» Problem details: Where the records below show the word "data" in a line, please copy that line.

******************************

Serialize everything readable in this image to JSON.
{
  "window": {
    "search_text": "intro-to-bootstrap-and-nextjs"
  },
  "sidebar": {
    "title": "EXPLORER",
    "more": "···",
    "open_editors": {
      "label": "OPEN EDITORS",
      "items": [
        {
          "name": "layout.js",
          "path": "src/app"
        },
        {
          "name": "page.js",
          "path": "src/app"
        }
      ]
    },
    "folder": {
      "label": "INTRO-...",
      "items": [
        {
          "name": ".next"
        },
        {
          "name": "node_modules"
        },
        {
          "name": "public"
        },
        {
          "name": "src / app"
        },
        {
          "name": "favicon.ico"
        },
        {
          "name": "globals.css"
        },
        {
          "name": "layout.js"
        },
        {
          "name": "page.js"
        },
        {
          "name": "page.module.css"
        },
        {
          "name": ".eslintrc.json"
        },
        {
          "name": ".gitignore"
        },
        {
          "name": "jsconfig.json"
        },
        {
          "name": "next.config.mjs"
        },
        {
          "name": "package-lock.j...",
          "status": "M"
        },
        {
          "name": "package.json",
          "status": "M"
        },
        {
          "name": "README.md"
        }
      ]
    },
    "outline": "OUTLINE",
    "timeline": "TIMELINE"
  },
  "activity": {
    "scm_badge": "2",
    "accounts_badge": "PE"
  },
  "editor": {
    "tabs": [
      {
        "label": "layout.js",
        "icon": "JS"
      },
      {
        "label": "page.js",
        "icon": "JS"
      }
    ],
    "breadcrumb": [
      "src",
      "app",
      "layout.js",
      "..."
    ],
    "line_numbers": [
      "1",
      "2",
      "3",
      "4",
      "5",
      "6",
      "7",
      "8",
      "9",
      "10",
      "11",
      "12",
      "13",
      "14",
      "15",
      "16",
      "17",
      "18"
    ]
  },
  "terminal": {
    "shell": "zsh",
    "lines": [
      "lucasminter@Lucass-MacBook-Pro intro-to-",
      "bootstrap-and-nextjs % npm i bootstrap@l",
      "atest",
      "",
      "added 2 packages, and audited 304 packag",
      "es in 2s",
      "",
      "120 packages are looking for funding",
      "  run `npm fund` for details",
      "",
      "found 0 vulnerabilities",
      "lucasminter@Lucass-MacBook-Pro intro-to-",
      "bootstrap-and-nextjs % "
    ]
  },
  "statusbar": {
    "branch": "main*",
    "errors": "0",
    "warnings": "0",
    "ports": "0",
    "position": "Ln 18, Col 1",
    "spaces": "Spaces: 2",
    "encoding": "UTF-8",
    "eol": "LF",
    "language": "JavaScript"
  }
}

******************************

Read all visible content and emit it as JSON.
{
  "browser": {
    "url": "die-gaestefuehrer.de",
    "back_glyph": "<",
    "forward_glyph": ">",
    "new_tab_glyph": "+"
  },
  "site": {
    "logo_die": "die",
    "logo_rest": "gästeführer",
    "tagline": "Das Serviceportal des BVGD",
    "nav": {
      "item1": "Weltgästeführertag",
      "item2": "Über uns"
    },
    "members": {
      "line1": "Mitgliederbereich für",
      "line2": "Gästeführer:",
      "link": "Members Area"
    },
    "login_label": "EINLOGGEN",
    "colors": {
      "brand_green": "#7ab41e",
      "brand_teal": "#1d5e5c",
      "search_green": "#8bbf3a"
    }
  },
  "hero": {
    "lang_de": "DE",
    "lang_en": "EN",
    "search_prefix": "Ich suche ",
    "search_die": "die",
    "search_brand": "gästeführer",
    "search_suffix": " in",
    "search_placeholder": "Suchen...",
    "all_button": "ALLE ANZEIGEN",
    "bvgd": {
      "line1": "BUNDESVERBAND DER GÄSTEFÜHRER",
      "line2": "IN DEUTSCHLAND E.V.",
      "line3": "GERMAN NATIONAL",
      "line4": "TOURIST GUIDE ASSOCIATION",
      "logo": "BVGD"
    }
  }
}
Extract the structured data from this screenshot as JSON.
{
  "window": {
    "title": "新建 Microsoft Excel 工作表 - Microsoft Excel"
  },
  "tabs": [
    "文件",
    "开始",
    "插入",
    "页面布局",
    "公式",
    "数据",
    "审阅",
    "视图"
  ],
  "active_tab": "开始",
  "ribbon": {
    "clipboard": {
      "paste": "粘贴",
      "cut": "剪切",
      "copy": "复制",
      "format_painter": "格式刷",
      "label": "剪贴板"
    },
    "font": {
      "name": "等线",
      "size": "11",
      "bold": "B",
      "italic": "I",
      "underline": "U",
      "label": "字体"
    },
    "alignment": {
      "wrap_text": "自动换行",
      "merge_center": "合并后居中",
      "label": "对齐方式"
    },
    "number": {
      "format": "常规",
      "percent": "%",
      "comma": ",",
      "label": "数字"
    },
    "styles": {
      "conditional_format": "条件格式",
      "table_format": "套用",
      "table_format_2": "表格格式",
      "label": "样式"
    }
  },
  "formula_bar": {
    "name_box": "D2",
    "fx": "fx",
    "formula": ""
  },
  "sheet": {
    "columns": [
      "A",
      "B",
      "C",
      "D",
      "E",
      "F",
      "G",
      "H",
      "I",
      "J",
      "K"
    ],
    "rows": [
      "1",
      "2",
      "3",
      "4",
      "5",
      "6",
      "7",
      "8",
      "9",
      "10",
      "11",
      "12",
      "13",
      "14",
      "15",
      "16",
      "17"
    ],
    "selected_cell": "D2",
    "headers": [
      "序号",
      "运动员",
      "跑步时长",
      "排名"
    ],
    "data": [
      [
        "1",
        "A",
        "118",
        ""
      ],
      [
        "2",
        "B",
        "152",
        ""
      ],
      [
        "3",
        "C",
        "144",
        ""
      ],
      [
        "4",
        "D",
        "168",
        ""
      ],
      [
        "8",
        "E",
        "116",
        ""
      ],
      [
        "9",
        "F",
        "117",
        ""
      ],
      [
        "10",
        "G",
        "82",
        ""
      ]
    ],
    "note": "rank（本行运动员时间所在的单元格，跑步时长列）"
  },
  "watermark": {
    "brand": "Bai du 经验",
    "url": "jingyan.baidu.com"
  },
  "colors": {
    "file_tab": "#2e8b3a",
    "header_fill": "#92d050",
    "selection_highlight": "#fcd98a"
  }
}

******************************

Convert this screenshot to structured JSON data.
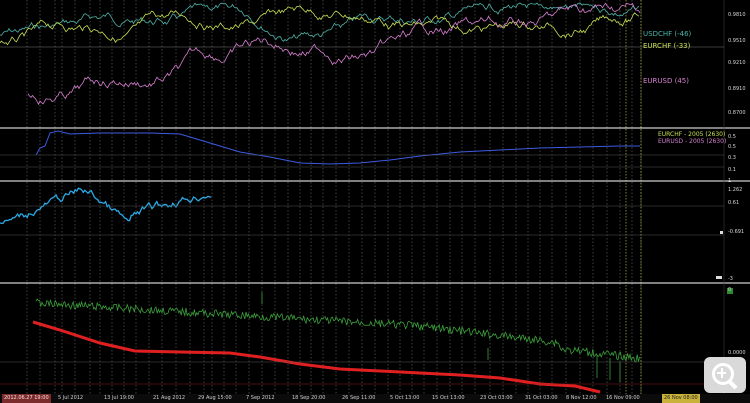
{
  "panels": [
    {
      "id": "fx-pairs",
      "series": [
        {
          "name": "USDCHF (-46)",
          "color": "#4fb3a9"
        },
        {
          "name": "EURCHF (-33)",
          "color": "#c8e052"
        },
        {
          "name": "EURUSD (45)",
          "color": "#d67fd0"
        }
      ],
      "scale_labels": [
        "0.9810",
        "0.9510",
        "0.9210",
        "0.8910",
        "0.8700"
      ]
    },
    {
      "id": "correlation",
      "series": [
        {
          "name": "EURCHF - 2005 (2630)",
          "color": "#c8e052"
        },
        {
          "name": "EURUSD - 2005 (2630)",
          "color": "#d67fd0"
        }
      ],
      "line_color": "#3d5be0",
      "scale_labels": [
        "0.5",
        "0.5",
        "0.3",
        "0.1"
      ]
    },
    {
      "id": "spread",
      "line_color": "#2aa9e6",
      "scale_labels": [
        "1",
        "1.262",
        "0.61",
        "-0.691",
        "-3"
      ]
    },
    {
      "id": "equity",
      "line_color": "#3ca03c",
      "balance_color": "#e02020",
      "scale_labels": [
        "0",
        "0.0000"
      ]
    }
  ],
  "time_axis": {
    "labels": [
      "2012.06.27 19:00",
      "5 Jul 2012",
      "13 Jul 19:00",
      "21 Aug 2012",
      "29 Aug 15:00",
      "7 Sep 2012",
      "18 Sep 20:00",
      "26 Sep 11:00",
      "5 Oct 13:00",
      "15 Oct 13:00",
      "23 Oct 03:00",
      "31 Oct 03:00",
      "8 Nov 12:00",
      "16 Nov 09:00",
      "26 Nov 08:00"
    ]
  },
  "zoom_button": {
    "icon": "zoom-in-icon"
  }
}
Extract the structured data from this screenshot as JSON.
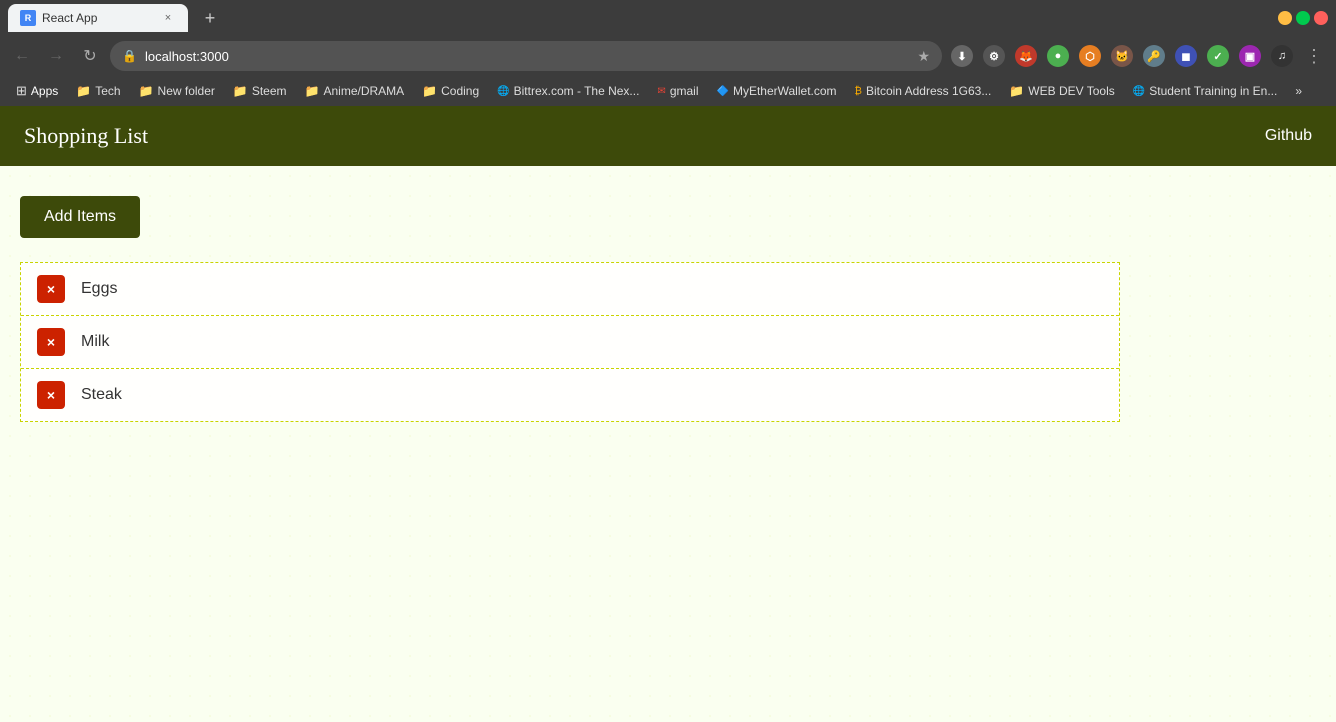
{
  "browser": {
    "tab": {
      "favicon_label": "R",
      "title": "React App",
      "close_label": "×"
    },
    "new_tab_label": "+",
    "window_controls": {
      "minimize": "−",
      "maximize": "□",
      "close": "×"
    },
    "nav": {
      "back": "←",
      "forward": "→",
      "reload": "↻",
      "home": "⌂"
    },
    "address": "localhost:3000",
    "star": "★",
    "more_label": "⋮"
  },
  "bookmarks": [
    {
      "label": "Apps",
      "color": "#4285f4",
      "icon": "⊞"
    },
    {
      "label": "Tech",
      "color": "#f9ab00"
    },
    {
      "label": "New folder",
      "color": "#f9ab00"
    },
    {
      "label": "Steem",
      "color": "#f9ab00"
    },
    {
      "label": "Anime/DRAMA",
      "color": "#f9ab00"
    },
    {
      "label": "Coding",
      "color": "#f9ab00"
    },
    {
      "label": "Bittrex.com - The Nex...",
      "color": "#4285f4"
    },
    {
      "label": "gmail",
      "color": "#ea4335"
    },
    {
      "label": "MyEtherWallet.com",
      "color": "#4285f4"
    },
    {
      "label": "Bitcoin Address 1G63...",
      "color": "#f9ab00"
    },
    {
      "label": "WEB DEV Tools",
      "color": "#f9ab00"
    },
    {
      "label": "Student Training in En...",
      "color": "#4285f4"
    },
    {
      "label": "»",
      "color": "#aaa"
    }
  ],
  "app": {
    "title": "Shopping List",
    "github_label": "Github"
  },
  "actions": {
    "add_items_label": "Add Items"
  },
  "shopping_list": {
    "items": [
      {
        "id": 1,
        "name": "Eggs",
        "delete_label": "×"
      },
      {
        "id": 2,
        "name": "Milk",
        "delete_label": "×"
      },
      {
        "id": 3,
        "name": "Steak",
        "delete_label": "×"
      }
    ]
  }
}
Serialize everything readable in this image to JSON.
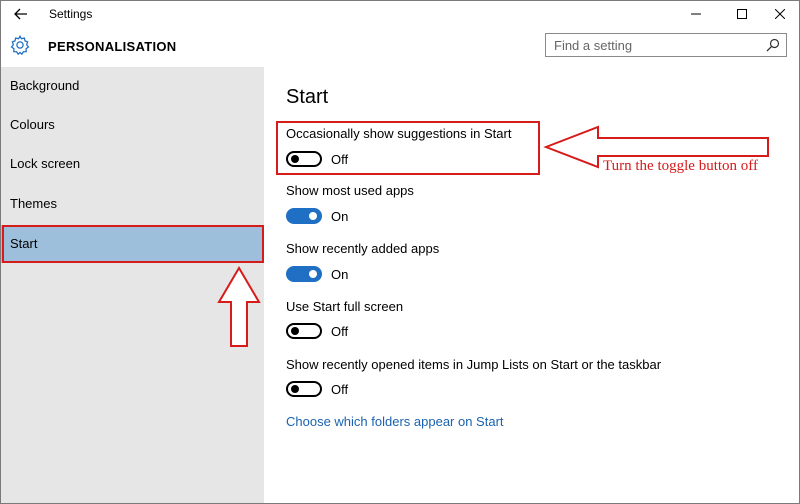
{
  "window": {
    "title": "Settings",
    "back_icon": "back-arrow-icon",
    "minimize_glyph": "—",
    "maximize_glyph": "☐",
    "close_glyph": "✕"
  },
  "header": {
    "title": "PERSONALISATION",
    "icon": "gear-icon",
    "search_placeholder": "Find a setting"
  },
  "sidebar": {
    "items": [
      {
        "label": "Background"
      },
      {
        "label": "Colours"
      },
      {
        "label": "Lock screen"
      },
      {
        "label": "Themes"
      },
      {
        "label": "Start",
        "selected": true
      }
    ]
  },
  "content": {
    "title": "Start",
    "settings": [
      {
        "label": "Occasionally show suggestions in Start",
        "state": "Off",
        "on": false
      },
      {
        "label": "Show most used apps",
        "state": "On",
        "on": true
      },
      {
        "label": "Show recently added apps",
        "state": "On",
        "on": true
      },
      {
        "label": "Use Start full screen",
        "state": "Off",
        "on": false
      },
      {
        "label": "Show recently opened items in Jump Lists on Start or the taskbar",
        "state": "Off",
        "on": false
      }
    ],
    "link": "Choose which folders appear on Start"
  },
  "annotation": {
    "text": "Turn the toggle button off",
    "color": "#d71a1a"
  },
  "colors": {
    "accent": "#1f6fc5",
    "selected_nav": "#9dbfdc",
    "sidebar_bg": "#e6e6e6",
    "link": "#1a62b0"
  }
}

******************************

» Reply:
Extract the structured data from this screenshot as JSON.
    "data": [
Convert this screenshot to structured JSON data.
Extract the structured data from this screenshot as JSON.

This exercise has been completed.